While Ernie Smith’s rich baritone and playful lyrics are lamentably absent from venues and festivals that cater to non-Jamaican audiences, he’s found a New England champion in the Rhode Island band Soul Shot.
By Noah Schaffer
Ernie Smith was playing in a South Florida club when an audience member went up to the stage and made a request. Perhaps, the patron suggested, Smith could change gears and play some reggae instead?
Little did the club goer know that they were speaking to one of Jamaica’s most beloved entertainers — a man who needs an entire room in his home in the parish of St. Ann to store the many awards, plaques, and certificates thanking him for his contributions to reggae music. (“And these are just from my current marriage,” laughs Smith.)
But that audience member’s confusion is understandable. Listeners curious about reggae can find easy exposure to Marley-style one drop, slinky dancehall rhythms, rocksteady harmonies, and dub experiments. But playlists and histories often overlook Jamaica’s great storytellers like Smith, his frequent collaborator Pluto Shervington, perennial Jamaica Festival Song Contest winner Eric Donaldson and Byron Lee and the Dragonaires vocalist Ken Lazarus.
Their smooth mix of pop, folk, soul, country and Caribbean rhythms may not fit American and European preconceptions of reggae as a raw ghetto sound, but their hits have been popular for decades in Jamaica and the Diaspora. It’s a fate similar to that of the late uptown bandleader Byron Lee, who faced criticism for leveraging his political connections into appearances at the 1964 World’s Fair and a Dr. No film cameo. Historical studies — including the excellent new documentary Legends of Ska — lament that such opportunities were not enjoyed by ska pioneers the Skatalites. But Lee continued to draw large crowds throughout the Caribbean and North America until his 2008 passing.
While Smith’s rich baritone and playful lyrics are lamentably absent from venues and festivals that cater to non-Jamaican audiences, he’s found a champion in the Rhode Island band Soul Shot, which has frequently backed him throughout New England. They’ll be teaming up on Thursday, August 13 at the Knickerbocker Cafe in Westerly, Rhode Island.
It’s no accident that one of Smith’s first hits, Bend Down, echoes the feeling of classic country music. When Smith was growing up there were nights when the national RJR radio station only played country music. “And that was when there was only one radio station in Jamaica,” points out Smith. Later on he was tapped to open up a Jamaican concert by Johnny Cash, and the two became friends when Cash bought a house in Montego Bay in the mid-’70s.
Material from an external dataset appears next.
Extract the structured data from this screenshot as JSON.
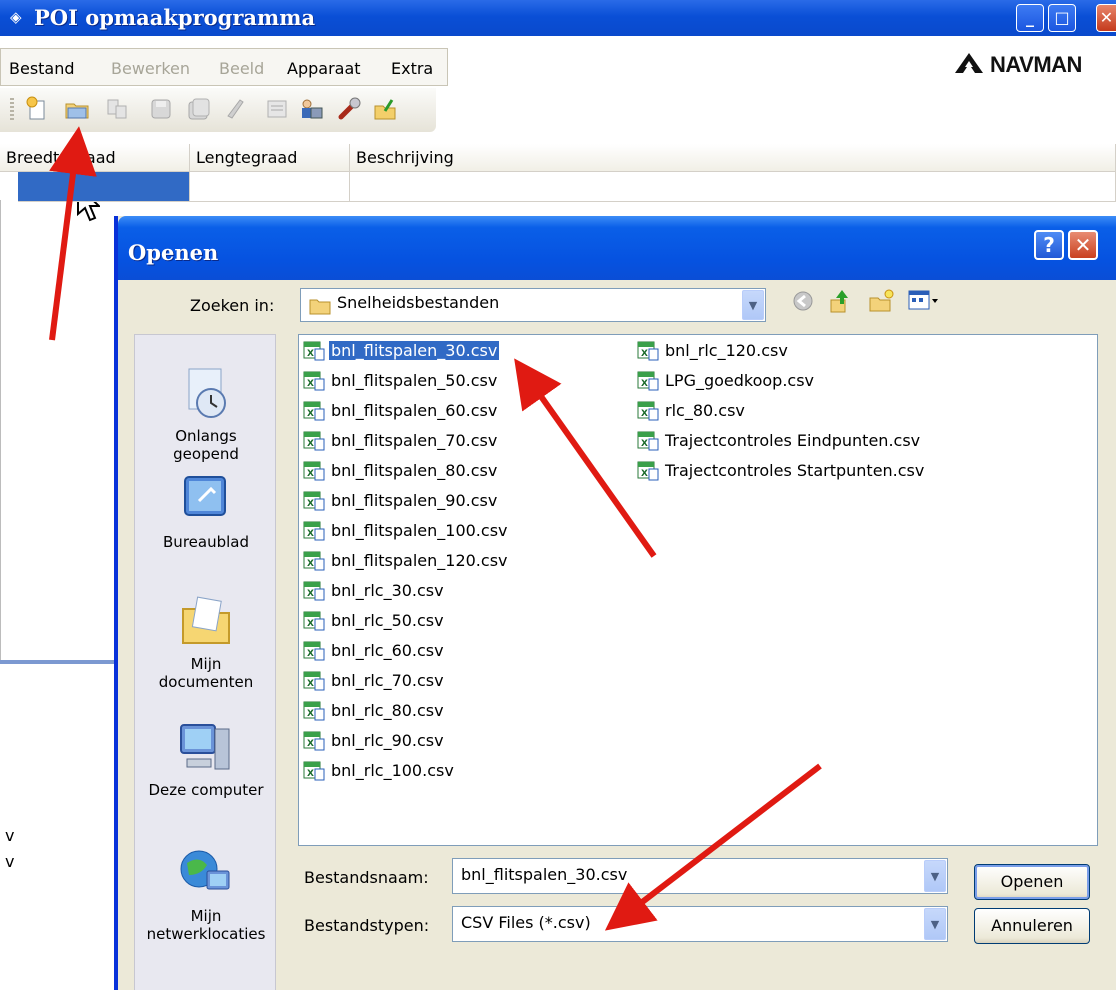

Smith’s version of the Kris Kristofferson-penned Cash classic Sunday Morning Coming Down is as good as any of ones cut in Nashville. His original Pitta Patta would be right at home alongside the country-soul of Brook Benton or Percy Sledge, while “I Can’t Take It,” with its honky tonk piano and mid-song recitation, echoes the countrypolitan sounds of Ray Price and Jim Reeves. I Can’t Take It became better known as “Tears On My Pillow” after it was covered by Johnny Nash, while “Pitta Patta” didn’t quite fare as well when recorded by Goldie Hawn at the behest of Beach Boys collaborator Van Dyke Parks.
And, just as country music has often used humor to tell the stories from everyday life, Smith’s signature song Duppy or Gumman has become a beloved staple because of how he weaves uniquely Jamaican themes into the catchiest song ever written about impotence.
For an artist not usually associated with the political militancy of reggae, Smith paid a heavy price when he did express his views. In 1976, frustrated with self-interested politicians, Smith released the biting Power and the Glory. It was banned from local airwaves and led to Smith’s long life in exile.
Smith has developed a strong following as a club performer in Canada and Florida, but alcohol and drug dependencies have been a drag on his career. After stints in New England and Belize, Smith and his wife Janet have finally settled back in Jamaica, where they live in the mountains just a few miles from Bob Marley’s birthplace. Smith’s most recent output has been a series of albums that draw on his roots in country and gospel, Country Mile and All for Jesus. The latter’s explicit Christianity might be confusing to fans of an artist whose lyrics frequently reference Jah and who wrote an unrecorded musical about Marcus Garvey. Smith compares spirituality to “a radio broadcast. It comes from one tower but is heard by many different people in different ways.”
Today Smith stays busy with overseas engagements as well as his local charity work. He’s more bemused than offended by critics and others forget to give such a prolific hit maker his due in reggae’s history books. It’s the same attitude reflected in another one of the tunes that earns a smile every time a sound system plays it — a song that started as a Red Stripe beer jingle: Life is Just for Living.
Over the past 15 years Noah Schaffer has written about otherwise unheralded musicians from the worlds of gospel, jazz, blues, Latin, African, reggae, Middle Eastern music, klezmer, polka and far beyond. He has won over ten awards from the New England Newspaper and Press Association.